WORK INSTRUCTION: Exactly and in full, give the records again.

Component data from apps and pages
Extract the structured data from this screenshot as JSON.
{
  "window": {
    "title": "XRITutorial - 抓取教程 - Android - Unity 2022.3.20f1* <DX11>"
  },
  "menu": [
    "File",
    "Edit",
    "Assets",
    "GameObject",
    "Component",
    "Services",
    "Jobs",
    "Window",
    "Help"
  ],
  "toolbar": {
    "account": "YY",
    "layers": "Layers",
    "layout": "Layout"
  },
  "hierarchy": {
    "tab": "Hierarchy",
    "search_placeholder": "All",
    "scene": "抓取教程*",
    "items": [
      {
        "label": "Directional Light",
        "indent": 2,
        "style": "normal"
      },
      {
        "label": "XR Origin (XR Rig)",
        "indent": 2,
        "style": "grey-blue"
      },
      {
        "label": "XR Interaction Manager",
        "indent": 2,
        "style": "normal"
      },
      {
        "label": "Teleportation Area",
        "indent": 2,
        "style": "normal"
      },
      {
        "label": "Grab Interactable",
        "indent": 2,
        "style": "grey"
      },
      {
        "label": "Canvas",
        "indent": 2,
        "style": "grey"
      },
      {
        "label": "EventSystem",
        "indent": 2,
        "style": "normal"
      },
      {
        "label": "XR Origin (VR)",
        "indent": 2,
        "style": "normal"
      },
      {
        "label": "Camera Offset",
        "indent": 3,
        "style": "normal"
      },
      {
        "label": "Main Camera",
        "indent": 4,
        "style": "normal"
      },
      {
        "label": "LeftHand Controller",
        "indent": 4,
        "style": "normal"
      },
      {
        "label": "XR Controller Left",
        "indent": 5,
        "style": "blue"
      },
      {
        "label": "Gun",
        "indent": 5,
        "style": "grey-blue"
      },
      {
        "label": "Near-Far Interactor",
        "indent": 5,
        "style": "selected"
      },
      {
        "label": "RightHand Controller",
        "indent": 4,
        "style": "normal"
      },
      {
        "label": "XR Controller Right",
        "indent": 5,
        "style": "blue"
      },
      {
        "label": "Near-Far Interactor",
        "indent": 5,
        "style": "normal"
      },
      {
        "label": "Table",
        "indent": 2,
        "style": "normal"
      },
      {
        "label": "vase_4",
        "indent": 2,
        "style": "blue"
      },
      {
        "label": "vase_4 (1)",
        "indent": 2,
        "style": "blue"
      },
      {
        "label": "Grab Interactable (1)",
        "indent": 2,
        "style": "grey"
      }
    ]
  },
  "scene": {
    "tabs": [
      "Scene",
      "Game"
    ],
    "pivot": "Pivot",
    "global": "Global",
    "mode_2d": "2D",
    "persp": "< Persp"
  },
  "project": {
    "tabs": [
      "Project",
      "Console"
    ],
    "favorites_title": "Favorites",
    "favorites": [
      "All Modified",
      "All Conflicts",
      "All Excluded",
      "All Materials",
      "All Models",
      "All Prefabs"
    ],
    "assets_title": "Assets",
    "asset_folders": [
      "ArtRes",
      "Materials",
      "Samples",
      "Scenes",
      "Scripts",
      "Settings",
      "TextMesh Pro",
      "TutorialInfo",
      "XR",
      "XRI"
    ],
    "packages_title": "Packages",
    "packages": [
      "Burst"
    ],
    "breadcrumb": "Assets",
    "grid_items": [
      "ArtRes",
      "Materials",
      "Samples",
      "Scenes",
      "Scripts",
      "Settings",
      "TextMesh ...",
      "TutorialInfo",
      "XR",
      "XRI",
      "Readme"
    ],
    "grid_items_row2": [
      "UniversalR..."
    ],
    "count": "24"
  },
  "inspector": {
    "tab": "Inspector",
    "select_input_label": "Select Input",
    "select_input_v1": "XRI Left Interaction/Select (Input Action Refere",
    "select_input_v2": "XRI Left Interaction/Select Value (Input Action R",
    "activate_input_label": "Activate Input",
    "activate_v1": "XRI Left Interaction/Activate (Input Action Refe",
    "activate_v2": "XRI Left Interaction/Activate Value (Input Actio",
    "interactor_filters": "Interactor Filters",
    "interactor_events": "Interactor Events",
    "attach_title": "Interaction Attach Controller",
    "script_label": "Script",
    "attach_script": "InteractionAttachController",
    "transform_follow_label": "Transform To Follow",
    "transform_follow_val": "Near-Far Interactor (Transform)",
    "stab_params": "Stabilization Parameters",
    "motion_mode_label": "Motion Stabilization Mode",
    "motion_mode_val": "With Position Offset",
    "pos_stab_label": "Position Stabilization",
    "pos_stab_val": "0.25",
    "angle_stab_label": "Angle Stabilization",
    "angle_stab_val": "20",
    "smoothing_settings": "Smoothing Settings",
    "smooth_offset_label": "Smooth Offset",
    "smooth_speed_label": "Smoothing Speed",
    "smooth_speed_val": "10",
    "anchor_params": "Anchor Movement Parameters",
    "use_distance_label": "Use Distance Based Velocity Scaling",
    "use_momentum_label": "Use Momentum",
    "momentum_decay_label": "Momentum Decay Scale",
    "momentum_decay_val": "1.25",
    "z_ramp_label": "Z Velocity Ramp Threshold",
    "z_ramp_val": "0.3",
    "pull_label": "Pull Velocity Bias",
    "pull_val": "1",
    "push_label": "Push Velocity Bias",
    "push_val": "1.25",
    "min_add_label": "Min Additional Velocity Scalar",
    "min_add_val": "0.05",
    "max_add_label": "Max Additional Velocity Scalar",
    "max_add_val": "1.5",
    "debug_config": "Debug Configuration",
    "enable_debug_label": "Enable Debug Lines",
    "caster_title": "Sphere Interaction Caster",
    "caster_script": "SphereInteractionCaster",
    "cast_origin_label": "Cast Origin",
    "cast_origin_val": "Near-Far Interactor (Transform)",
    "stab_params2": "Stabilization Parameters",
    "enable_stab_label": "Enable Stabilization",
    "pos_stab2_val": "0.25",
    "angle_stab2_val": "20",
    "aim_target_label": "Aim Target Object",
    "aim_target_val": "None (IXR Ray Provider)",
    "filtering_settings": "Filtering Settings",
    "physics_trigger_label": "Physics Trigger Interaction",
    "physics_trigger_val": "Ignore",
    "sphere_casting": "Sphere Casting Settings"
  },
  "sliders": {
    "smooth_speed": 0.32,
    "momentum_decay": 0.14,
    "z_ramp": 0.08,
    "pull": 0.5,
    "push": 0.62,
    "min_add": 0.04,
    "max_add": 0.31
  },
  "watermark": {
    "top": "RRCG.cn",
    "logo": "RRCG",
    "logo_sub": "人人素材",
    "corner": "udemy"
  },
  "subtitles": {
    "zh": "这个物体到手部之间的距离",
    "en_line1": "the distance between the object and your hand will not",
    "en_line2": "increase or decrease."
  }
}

WRITTEN RESPONSE:
Extract the structured data from this screenshot as JSON.
{
  "window": {
    "title": "XRITutorial - 抓取教程 - Android - Unity 2022.3.20f1* <DX11>"
  },
  "menu": [
    "File",
    "Edit",
    "Assets",
    "GameObject",
    "Component",
    "Services",
    "Jobs",
    "Window",
    "Help"
  ],
  "toolbar": {
    "account": "YY",
    "layers": "Layers",
    "layout": "Layout"
  },
  "hierarchy": {
    "tab": "Hierarchy",
    "search_placeholder": "All",
    "scene": "抓取教程*",
    "items": [
      {
        "label": "Directional Light",
        "indent": 2,
        "style": "normal"
      },
      {
        "label": "XR Origin (XR Rig)",
        "indent": 2,
        "style": "grey-blue"
      },
      {
        "label": "XR Interaction Manager",
        "indent": 2,
        "style": "normal"
      },
      {
        "label": "Teleportation Area",
        "indent": 2,
        "style": "normal"
      },
      {
        "label": "Grab Interactable",
        "indent": 2,
        "style": "grey"
      },
      {
        "label": "Canvas",
        "indent": 2,
        "style": "grey"
      },
      {
        "label": "EventSystem",
        "indent": 2,
        "style": "normal"
      },
      {
        "label": "XR Origin (VR)",
        "indent": 2,
        "style": "normal"
      },
      {
        "label": "Camera Offset",
        "indent": 3,
        "style": "normal"
      },
      {
        "label": "Main Camera",
        "indent": 4,
        "style": "normal"
      },
      {
        "label": "LeftHand Controller",
        "indent": 4,
        "style": "normal"
      },
      {
        "label": "XR Controller Left",
        "indent": 5,
        "style": "blue"
      },
      {
        "label": "Gun",
        "indent": 5,
        "style": "grey-blue"
      },
      {
        "label": "Near-Far Interactor",
        "indent": 5,
        "style": "selected"
      },
      {
        "label": "RightHand Controller",
        "indent": 4,
        "style": "normal"
      },
      {
        "label": "XR Controller Right",
        "indent": 5,
        "style": "blue"
      },
      {
        "label": "Near-Far Interactor",
        "indent": 5,
        "style": "normal"
      },
      {
        "label": "Table",
        "indent": 2,
        "style": "normal"
      },
      {
        "label": "vase_4",
        "indent": 2,
        "style": "blue"
      },
      {
        "label": "vase_4 (1)",
        "indent": 2,
        "style": "blue"
      },
      {
        "label": "Grab Interactable (1)",
        "indent": 2,
        "style": "grey"
      }
    ]
  },
  "scene": {
    "tabs": [
      "Scene",
      "Game"
    ],
    "pivot": "Pivot",
    "global": "Global",
    "mode_2d": "2D",
    "persp": "< Persp"
  },
  "project": {
    "tabs": [
      "Project",
      "Console"
    ],
    "favorites_title": "Favorites",
    "favorites": [
      "All Modified",
      "All Conflicts",
      "All Excluded",
      "All Materials",
      "All Models",
      "All Prefabs"
    ],
    "assets_title": "Assets",
    "asset_folders": [
      "ArtRes",
      "Materials",
      "Samples",
      "Scenes",
      "Scripts",
      "Settings",
      "TextMesh Pro",
      "TutorialInfo",
      "XR",
      "XRI"
    ],
    "packages_title": "Packages",
    "packages": [
      "Burst"
    ],
    "breadcrumb": "Assets",
    "grid_items": [
      "ArtRes",
      "Materials",
      "Samples",
      "Scenes",
      "Scripts",
      "Settings",
      "TextMesh ...",
      "TutorialInfo",
      "XR",
      "XRI",
      "Readme"
    ],
    "grid_items_row2": [
      "UniversalR..."
    ],
    "count": "24"
  },
  "inspector": {
    "tab": "Inspector",
    "select_input_label": "Select Input",
    "select_input_v1": "XRI Left Interaction/Select (Input Action Refere",
    "select_input_v2": "XRI Left Interaction/Select Value (Input Action R",
    "activate_input_label": "Activate Input",
    "activate_v1": "XRI Left Interaction/Activate (Input Action Refe",
    "activate_v2": "XRI Left Interaction/Activate Value (Input Actio",
    "interactor_filters": "Interactor Filters",
    "interactor_events": "Interactor Events",
    "attach_title": "Interaction Attach Controller",
    "script_label": "Script",
    "attach_script": "InteractionAttachController",
    "transform_follow_label": "Transform To Follow",
    "transform_follow_val": "Near-Far Interactor (Transform)",
    "stab_params": "Stabilization Parameters",
    "motion_mode_label": "Motion Stabilization Mode",
    "motion_mode_val": "With Position Offset",
    "pos_stab_label": "Position Stabilization",
    "pos_stab_val": "0.25",
    "angle_stab_label": "Angle Stabilization",
    "angle_stab_val": "20",
    "smoothing_settings": "Smoothing Settings",
    "smooth_offset_label": "Smooth Offset",
    "smooth_speed_label": "Smoothing Speed",
    "smooth_speed_val": "10",
    "anchor_params": "Anchor Movement Parameters",
    "use_distance_label": "Use Distance Based Velocity Scaling",
    "use_momentum_label": "Use Momentum",
    "momentum_decay_label": "Momentum Decay Scale",
    "momentum_decay_val": "1.25",
    "z_ramp_label": "Z Velocity Ramp Threshold",
    "z_ramp_val": "0.3",
    "pull_label": "Pull Velocity Bias",
    "pull_val": "1",
    "push_label": "Push Velocity Bias",
    "push_val": "1.25",
    "min_add_label": "Min Additional Velocity Scalar",
    "min_add_val": "0.05",
    "max_add_label": "Max Additional Velocity Scalar",
    "max_add_val": "1.5",
    "debug_config": "Debug Configuration",
    "enable_debug_label": "Enable Debug Lines",
    "caster_title": "Sphere Interaction Caster",
    "caster_script": "SphereInteractionCaster",
    "cast_origin_label": "Cast Origin",
    "cast_origin_val": "Near-Far Interactor (Transform)",
    "stab_params2": "Stabilization Parameters",
    "enable_stab_label": "Enable Stabilization",
    "pos_stab2_val": "0.25",
    "angle_stab2_val": "20",
    "aim_target_label": "Aim Target Object",
    "aim_target_val": "None (IXR Ray Provider)",
    "filtering_settings": "Filtering Settings",
    "physics_trigger_label": "Physics Trigger Interaction",
    "physics_trigger_val": "Ignore",
    "sphere_casting": "Sphere Casting Settings"
  },
  "sliders": {
    "smooth_speed": 0.32,
    "momentum_decay": 0.14,
    "z_ramp": 0.08,
    "pull": 0.5,
    "push": 0.62,
    "min_add": 0.04,
    "max_add": 0.31
  },
  "watermark": {
    "top": "RRCG.cn",
    "logo": "RRCG",
    "logo_sub": "人人素材",
    "corner": "udemy"
  },
  "subtitles": {
    "zh": "这个物体到手部之间的距离",
    "en_line1": "the distance between the object and your hand will not",
    "en_line2": "increase or decrease."
  }
}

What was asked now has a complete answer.